Mao Zedong, 1937
"... and the terrorist."
Jack Carney, 2015
Part I -- Little Has Changed:
"It's the guns," a friend of mine posted on Facebook the day after the San Bernardino shootings. Yes, I agree it's the guns, particularly the assault rifles.
Yes, they should be registered, as New York's SAFE Law -- Secure Ammunition and Firearms Enforcement Act -- has made mandatory for state residents. SAFE was passed in January, 2013, in the aftermath of the Newtown school shootings, at the behest of Governor Andrew Cuomo. Several of its provisions were and remain controversial, although the law has passed constitutional muster in the courts. Those same provisions, particularly assault rifles' renewable five-year registration period and the ten-round limit placed on the size of their magazines, appear, at least to me, unenforceable. No data on the impact of SAFE on gun safety and the reduction of gun-related deaths have yet been released. Interestingly, the California state legislature intends to follow suit, having voted to place a referendum, entitled "Safety For All," on the 2016 ballot. The California initiative will require background checks for the purchase of assault-rifle bullets and will limit the size of assault-rifle magazines.
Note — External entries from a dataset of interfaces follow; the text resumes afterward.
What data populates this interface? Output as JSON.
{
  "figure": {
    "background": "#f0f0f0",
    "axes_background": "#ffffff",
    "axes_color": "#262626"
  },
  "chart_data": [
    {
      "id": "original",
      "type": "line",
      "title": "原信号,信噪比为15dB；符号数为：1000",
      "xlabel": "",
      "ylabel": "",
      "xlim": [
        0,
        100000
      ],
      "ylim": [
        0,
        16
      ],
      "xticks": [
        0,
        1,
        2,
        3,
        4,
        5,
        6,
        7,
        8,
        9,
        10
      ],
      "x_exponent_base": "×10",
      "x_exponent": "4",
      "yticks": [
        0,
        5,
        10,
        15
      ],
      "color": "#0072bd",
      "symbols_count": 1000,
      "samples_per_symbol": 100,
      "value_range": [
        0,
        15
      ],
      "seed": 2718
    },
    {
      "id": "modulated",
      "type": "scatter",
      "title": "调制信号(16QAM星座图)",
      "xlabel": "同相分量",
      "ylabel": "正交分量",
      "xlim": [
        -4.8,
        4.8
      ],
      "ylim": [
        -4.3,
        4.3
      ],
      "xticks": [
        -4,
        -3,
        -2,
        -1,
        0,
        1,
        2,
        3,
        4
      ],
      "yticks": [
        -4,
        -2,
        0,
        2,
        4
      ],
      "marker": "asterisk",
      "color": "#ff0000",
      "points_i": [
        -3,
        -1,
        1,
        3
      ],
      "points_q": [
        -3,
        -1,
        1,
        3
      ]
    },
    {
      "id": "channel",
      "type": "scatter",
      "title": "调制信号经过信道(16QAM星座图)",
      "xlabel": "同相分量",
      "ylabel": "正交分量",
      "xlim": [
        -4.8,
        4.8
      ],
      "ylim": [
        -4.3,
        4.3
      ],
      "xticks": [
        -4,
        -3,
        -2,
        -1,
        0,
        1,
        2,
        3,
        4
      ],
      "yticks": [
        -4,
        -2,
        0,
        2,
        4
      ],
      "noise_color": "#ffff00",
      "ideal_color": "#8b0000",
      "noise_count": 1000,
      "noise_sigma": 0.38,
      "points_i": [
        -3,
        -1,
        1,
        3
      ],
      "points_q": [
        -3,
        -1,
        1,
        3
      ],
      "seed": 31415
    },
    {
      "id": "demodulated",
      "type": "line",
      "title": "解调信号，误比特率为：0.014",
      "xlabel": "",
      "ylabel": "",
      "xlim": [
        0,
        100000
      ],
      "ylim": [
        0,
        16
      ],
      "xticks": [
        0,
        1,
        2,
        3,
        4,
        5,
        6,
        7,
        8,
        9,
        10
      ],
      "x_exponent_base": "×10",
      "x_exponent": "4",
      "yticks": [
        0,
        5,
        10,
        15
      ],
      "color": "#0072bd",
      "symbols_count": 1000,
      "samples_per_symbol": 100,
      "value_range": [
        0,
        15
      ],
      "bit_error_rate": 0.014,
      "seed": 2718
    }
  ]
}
But, down deep, I believe it's fear, an elemental fear that appears to be gripping most Americans, particularly white Americans, of "the other", i.e., anyone or any group that threatens their privileged status and self-identity as members of the political and social majority, that threatens to displace them. Historically, that status and self-identity have been built on the backs of the marginalized and the scapegoated, whose numbers have expanded over the recent years. Move over black Americans, Native Americans and those labeled mentally ill. Make room for all Muslims, Syrian refugees and any immigrants. And let's not forget the poor, black and white, folks beyond the pale, who lose their social welfare benefits because they've become invisible and can't recall that they're U.S. citizens and can vote to protect their self-interests. And folks who never expected to lose their special status at their age, middle-aged white Americans, who've lost their jobs and their self- identity, who've become superfluous, and drink or drug themselves to death or find some other means, like a gun, to kill themselves.